Malposition’s are positions where a baby is head down but is presenting in a way that increases the diameter that needs to pass through the pelvis and birth canal. This can be ‘back to back’ (or occiput posterior known as OP) where a baby has its spine against the mothers spine. Babies in this position are usually ‘deflexed’ (chin not tucked to the chest) and this can cause more pain and delays going into labour or in the first and second stage. Although most babies rotate into an easier position to be born, the longer this takes, the more likely it is that women will have interventions like induction, augmentation, systemic pain relief. Women whose babies stay OP (known as persistent OP) are much more likely to need assisted delivery, episiotomy and caesarean section. They also have a higher chance of perineal tearing, post-partum haemorrhage (blood loss) and postpartum infection. Babies are also more likely to show distress in labour, meconium in the amniotic fluid, lower Apgar scores and need time in NICU.
As well as OP other factors that can result in malposition are asyncliticism (a tilt to a baby’s head in late labour) and compound arms (up above the head)
Recent research indicates there is no ‘ideal’ birth position. But OA babies (with their backs to a mother’s front) are more often flexed (head tucked) which presents a symmetrical and smaller circumference onto the cervix. This leads to less prolonged labour and riper cervix.
Whether a malposition is a problem will depend on many factors-
- Pelvis shape/size
- Uterine ligaments
- Baby size
- Baby position (this can also encompass flexion (chin tucking) and arms above the head
- Mothers health in pregnancy (diet and exercise)
- Mothers mobility in labour
- Mothers pain relief in labour
Can we do anything about malposition in labour?
I addressed this in my latest post here:
There is a body of evidence that maternal mobility in labour improves outcomes and may aid rotation. More research is needed that can adequately measure maternal mobility in labour and interventions that match the multifaceted practices that midwives and doulas use to support women with prolonged labour or suspected malposition.
Women may want to mobilise in labour but feel restricted by social/cultural expectations (for example the use of the bed in the maternity room)or restricted by the technology being used (CFM, drip).
Comments on facebook about the topic have so far included:
“I think we should change the language. Maternal mobility is not important to women. It is essential to the process of birth. Birth is not able to process as well. We don’t say ‘mobility is important to men when having sex’ or ‘mobility is important to people emptying their bowels’. Saying it is important to women means it can be overridden by welfare of the baby. Suggest Margaret Garrett ‘dynamic positions’ book to anyone who thinks it is nice but optional.”
“Restricting mobility is a dangerous, and unproven, intervention. Spontaneous positioning is the NICE standard of care for ‘normal’ births & should be for all births. It is a human right.

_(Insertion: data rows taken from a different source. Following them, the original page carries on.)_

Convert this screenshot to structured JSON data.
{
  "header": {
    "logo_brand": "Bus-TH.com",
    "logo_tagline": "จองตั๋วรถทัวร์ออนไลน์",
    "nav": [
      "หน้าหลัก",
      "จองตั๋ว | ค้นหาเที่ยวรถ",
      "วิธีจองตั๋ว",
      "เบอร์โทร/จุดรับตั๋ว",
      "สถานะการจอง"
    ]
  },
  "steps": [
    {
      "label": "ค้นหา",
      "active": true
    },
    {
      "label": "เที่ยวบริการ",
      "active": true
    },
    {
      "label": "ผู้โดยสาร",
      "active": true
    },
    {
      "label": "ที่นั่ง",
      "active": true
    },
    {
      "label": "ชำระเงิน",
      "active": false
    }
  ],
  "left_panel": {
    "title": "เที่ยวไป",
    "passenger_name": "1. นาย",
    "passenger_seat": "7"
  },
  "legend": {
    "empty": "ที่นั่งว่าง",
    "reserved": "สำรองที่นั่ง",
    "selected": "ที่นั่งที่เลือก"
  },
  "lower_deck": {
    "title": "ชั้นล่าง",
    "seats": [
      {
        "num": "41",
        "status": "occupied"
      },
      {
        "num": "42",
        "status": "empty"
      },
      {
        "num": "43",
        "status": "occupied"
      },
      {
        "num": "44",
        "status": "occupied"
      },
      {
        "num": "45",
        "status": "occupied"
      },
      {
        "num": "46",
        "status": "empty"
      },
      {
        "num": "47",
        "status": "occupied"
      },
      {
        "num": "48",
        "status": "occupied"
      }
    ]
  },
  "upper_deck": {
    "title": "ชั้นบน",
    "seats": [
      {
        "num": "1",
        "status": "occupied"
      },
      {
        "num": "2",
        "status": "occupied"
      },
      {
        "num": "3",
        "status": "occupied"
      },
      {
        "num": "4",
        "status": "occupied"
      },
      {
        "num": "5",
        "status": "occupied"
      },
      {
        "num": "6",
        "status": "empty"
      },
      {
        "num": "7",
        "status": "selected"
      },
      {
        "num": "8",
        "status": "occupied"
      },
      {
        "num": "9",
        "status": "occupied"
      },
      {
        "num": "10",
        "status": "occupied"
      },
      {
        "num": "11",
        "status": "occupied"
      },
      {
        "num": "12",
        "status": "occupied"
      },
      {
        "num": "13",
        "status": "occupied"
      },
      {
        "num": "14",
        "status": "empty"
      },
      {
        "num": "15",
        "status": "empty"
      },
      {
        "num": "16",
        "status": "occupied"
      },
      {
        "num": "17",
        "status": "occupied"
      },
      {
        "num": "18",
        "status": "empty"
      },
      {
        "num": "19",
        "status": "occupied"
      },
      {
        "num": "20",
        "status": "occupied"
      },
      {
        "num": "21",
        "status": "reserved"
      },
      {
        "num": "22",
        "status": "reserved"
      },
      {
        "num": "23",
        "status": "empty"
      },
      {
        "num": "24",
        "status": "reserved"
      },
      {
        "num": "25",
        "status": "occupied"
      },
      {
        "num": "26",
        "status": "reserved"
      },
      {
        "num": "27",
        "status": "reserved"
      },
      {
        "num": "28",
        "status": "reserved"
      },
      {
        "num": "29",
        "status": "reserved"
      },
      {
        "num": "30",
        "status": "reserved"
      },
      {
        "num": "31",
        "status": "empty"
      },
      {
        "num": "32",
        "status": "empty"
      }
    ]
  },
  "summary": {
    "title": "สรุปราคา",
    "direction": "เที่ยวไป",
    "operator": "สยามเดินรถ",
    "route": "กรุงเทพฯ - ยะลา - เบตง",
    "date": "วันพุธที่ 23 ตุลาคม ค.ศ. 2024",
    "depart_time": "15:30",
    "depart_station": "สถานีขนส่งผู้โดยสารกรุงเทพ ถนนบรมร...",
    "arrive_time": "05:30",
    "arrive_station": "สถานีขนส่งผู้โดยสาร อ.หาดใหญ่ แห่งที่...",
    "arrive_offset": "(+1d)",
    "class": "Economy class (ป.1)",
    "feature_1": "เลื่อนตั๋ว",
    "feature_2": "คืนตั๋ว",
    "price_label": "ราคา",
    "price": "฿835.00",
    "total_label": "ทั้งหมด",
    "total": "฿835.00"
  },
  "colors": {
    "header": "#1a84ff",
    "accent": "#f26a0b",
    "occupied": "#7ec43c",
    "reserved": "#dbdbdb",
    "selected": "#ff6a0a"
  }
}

Great topic! Emerging evidence for upright breech birth | The midwife, the mother and the breech
SUGGESTED QUESTIONS FOR TWITTER DISCUSSION
- Should midwives tell women the position they believe their baby to be in antenatally?
- Can antenatal maternal posturing effect fetal position and outcomes?
- Can maternal posturing in labour effect fetal position and outcomes
- How can midwives and birth partners best support women with malpositioned labours for comfort and to improve outcomes?
- Do midwives and doctors facilitate or hinder movement in labour?
- How can we support high risk women to be mobile in labour? What about telmemetry and pool use/VBAC
- Should pool use be promoted to increase mobility?
- How does birth room environment design effect mobility?
- Does malposition make it harder for women to move in labour due to pain? How can we support them?
I will post a second blog post to summarise the twitter discussion after Friday.